The weekend started off splendidly and we were surprised and thrilled to see all of the visitors to this event.  High heat, humidity and threatening thunderstorms apparently does not stop those in pursuit of their favorite libation--wine! Everyone, it seemed, was in a good mood, with or without a filled wine glass in their hand.  There was also kite flying along with live music and entertainment to keep the the thousands of visitors (organizers said they had around 9000 people stop by throughout the two day event) occupied and perhaps a bit tipsy at times while enjoying their picnic lunches out on the vast lawns that spread away from the mansion and frame a giant steeple chase horse track, built by the duPont Family in the early 1900's when they owned this grand estate. 

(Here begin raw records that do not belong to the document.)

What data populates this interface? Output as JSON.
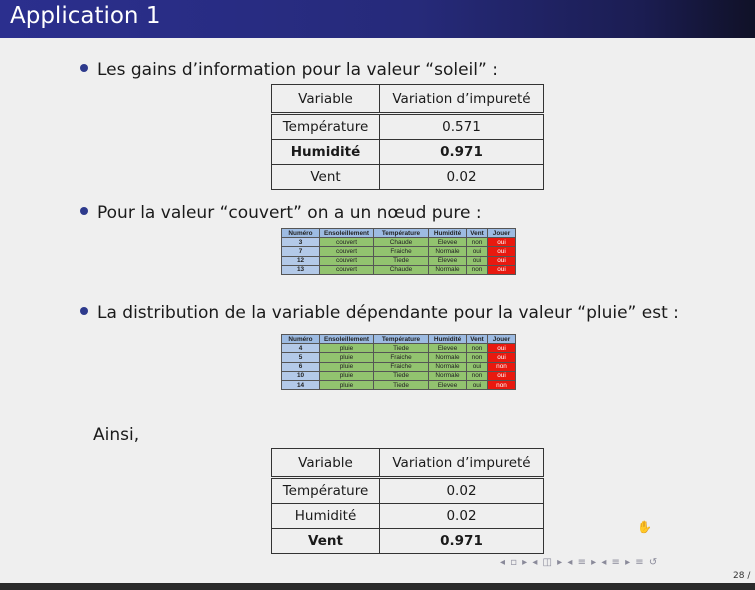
{
  "title": "Application 1",
  "bullets": {
    "b1": "Les gains d’information pour la valeur “soleil” :",
    "b2": "Pour la valeur “couvert” on a un nœud pure :",
    "b3": "La distribution de la variable dépendante pour la valeur “pluie” est :"
  },
  "ainsi": "Ainsi,",
  "table_soleil": {
    "headers": [
      "Variable",
      "Variation d’impureté"
    ],
    "rows": [
      {
        "variable": "Température",
        "value": "0.571"
      },
      {
        "variable": "Humidité",
        "value": "0.971"
      },
      {
        "variable": "Vent",
        "value": "0.02"
      }
    ]
  },
  "table_pluie_gain": {
    "headers": [
      "Variable",
      "Variation d’impureté"
    ],
    "rows": [
      {
        "variable": "Température",
        "value": "0.02"
      },
      {
        "variable": "Humidité",
        "value": "0.02"
      },
      {
        "variable": "Vent",
        "value": "0.971"
      }
    ]
  },
  "data_headers": [
    "Numéro",
    "Ensoleillement",
    "Température",
    "Humidité",
    "Vent",
    "Jouer"
  ],
  "table_couvert": [
    [
      "3",
      "couvert",
      "Chaude",
      "Elevee",
      "non",
      "oui"
    ],
    [
      "7",
      "couvert",
      "Fraiche",
      "Normale",
      "oui",
      "oui"
    ],
    [
      "12",
      "couvert",
      "Tiede",
      "Elevee",
      "oui",
      "oui"
    ],
    [
      "13",
      "couvert",
      "Chaude",
      "Normale",
      "non",
      "oui"
    ]
  ],
  "table_pluie": [
    [
      "4",
      "pluie",
      "Tiede",
      "Elevee",
      "non",
      "oui"
    ],
    [
      "5",
      "pluie",
      "Fraiche",
      "Normale",
      "non",
      "oui"
    ],
    [
      "6",
      "pluie",
      "Fraiche",
      "Normale",
      "oui",
      "non"
    ],
    [
      "10",
      "pluie",
      "Tiede",
      "Normale",
      "non",
      "oui"
    ],
    [
      "14",
      "pluie",
      "Tiede",
      "Elevee",
      "oui",
      "non"
    ]
  ],
  "nav_symbols": "◂ ▫ ▸ ◂ ◫ ▸ ◂ ≡ ▸ ◂ ≡ ▸ ≡ ↺",
  "page_number": "28 /"
}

The duPont's also put their own brand of interior decoration on the place which, when the restoration is completed, will not reflect that period in this estate's history, although I am sure there will be nods to the duPont Family given by the tour guides here.  I had visited here seven years ago as a chaperon with Kevin's 6th grade history class when the restoration was just beginning.  Although it is not quite finished yet, Montpelier is looking quite a bit different from then.  The picture above is of the back of the mansion and I noticed that visitors taking a tour inside were treated to the upstairs as well, something we were not able to see back then because the upstairs had been gutted at the time.

But the gardens...ahhhh, the gardens...planned, constructed and planted in such a way as to hold private outdoor formal garden rooms and cozy nooks and crannies filled with stately trees and vibrant flowers, old stone urns and statuary.  By late afternoon on Sunday, Peter and I were able to take turns and steel away from the fair to walk leisurely through them and take in their beauty and tranquility. To me, this walled garden rivaled those of Monticello.  Take a stroll through the pictures and maybe you'll find a quiet corner to rest and read a book or close your eyes and dream....

The herb and vegetable beds, like the flower beds, were neatly planted in waves of color and texture and outlined by perfectly planned brick paths that lent to the ebb and flow throughout the garden rooms.  Even in the heat of the day, there was a feeling of repose and calm that made me want to linger and just enjoy.  I wonder if this is actually how the original gardens looked during the Madison's time here.  I know Dolly had fashionable flair and strong opinions about how things should look when company came 'a-calling" on the fourth President of the United States and I am sure these gardens were as gracious then as they are now.  The roads that led visitors here long ago were not quite what they are today but when guests arrived they were treated to a stay that would have been worthy of their hosts.


The original outbuildings and slaves quarters are long gone but there is a brick outline of the original detached kitchen today, just filled with grass and clover.  Given the choice, I'd take the kitchen this way--very simple with no appliances.  Eating out every day is my favorite style of cooking!

And then, before I knew it, it was time to get back to present day and the Wine Festival that was beckoning farther afield.  Wait a minute...I didn't even get a glass of wine to enjoy on my walk through the Madison's place...such is the life of a fair vendor...work, work, work--always work!  Well, at least I had a water bottle to keep me company and in just a few hours it would be time to pack up and head home.
Before I knew it, it was time to bid good-bye to the entire fair at 5pm on Sunday Evening.  We had survived the heat and humidity, dodged rain drops and even thunderstorms and strolled through the past in a very pleasant and inviting garden and met and enjoyed so many people over the weekend.  We were exhausted!  Back up the road due north to Philomont and Blooming Hill--maybe not quite as grand and historic as Montpelier but we call it home.